THE PROBLEM: Search the records for lines with the word "this" and copy each match.

Dataset rows for apps and sites:
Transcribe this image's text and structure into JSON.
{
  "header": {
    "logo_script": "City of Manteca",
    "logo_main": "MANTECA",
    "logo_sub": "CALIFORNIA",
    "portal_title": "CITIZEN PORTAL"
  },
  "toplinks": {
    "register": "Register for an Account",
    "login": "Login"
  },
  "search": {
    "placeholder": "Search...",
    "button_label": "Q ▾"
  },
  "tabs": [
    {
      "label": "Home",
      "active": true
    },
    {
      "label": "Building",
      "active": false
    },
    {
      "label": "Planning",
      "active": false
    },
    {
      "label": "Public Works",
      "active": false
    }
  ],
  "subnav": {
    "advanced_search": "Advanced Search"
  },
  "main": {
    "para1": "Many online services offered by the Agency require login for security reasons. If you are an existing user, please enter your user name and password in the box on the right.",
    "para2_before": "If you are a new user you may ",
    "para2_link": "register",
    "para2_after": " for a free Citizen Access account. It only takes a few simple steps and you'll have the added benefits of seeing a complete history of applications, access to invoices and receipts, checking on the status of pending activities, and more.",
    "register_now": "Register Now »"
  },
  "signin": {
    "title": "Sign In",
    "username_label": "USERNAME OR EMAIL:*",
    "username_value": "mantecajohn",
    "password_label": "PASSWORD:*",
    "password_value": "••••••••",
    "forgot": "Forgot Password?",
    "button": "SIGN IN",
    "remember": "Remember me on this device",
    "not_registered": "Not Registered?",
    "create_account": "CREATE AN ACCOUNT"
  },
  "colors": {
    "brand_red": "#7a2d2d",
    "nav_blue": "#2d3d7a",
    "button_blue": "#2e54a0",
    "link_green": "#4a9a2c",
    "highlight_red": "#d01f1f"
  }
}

TASK OUTPUT:
Transcribe this image's text and structure into JSON.
    "remember": "Remember me on this device",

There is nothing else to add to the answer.